While teaching and mentoring students to become professional substance-abuse counselors, Dr. Michael Brubaker has established himself as one of the best, most popular professors in CECH. A two-time recipient of the “Golden Apple” award for outstanding performance as an educator, students rave about the assistant professor’s ability to make learning relevant and enjoyable.
When he’s not teaching in the classroom, Dr. Brubaker is on the front lines of the heroin and prescription-drug epidemic that’s destroying communities across the U.S. In the past year, he’s secured three community grants for substance-abuse-prevention programs in Lower Price Hill, where drug abuse is a major issue.
Through a grant from the Center for Clinical Translational Science and Training (CCTST), Brubaker combines research and practice to better understand why people become addicted to heroin and prescription drugs and what the community is doing to treat them. The CCTST grant enables Brubaker and his team to examine barriers users experience in getting treatment while providing educational interventions for those who overdose. To gather information, he and his students interviewed 50 people in Lower Price Hill, drug users and non-users alike, to understand their views on the local epidemic. A second grant funded by Interact for Health supports Lower Price Hill Caring Connections, which conducts community-based participatory research and coalition building. Lastly, a grant provided by the Coalition for a Drug-Free Cincinnati trains community members and professionals for active intervention in Price Hill.
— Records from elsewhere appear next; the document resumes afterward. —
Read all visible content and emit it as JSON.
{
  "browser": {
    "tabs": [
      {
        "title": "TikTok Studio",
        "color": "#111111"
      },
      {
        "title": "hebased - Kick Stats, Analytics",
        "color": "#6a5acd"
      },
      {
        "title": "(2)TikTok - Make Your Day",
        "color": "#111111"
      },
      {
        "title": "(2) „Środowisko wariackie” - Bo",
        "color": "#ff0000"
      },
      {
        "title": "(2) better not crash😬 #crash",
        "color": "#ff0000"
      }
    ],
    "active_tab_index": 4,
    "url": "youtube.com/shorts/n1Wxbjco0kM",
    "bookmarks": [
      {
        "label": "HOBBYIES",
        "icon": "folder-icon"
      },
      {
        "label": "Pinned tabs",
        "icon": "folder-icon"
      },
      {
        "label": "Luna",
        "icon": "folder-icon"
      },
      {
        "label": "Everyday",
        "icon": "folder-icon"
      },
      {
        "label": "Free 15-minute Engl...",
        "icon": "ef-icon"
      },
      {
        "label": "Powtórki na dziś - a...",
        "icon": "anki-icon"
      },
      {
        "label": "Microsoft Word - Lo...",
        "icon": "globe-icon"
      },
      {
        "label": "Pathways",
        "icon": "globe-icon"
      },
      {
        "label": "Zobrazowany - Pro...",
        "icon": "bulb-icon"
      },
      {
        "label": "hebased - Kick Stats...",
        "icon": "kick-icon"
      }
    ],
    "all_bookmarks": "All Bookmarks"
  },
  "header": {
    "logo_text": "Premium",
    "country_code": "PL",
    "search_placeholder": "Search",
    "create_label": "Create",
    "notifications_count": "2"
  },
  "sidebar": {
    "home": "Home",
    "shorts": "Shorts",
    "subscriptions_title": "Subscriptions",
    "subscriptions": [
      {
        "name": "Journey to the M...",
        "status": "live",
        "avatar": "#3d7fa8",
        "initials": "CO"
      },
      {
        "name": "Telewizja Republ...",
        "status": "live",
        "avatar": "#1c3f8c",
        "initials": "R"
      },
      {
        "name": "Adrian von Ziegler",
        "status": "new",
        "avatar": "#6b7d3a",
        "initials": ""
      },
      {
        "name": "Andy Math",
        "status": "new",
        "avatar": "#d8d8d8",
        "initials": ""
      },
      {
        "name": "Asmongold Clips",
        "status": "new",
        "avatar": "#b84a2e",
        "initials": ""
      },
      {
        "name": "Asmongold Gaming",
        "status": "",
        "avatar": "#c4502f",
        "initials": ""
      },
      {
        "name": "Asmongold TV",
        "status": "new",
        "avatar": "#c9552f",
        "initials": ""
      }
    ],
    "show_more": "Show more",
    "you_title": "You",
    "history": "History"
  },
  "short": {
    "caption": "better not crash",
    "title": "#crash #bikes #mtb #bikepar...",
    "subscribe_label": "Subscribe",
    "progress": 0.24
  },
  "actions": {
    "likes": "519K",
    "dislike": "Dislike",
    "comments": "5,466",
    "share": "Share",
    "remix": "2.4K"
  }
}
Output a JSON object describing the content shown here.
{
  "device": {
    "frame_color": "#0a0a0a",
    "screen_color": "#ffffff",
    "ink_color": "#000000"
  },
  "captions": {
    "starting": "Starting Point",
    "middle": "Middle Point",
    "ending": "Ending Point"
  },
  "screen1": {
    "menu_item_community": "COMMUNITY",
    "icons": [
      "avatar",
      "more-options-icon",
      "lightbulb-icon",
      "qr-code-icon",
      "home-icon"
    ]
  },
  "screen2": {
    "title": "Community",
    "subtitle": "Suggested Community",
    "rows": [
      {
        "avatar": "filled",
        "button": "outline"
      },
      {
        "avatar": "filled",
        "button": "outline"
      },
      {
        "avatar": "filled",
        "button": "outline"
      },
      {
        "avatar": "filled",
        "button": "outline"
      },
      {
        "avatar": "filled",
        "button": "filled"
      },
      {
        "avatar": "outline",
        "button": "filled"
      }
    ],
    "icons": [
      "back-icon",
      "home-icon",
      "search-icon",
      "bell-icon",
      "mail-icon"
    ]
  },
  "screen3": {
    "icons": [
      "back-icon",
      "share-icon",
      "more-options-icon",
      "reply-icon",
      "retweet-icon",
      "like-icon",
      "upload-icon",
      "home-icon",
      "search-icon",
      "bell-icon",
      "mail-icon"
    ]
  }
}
Brubaker thinks the grants have served several purposes: helping drug users change their behavior; improving identification of overdoses; and increasing awareness to help abusers reverse their addiction. Additionally, he and his students are working at Oyler School in Price Hill, providing them with real-world experience while helping the school’s underserved population.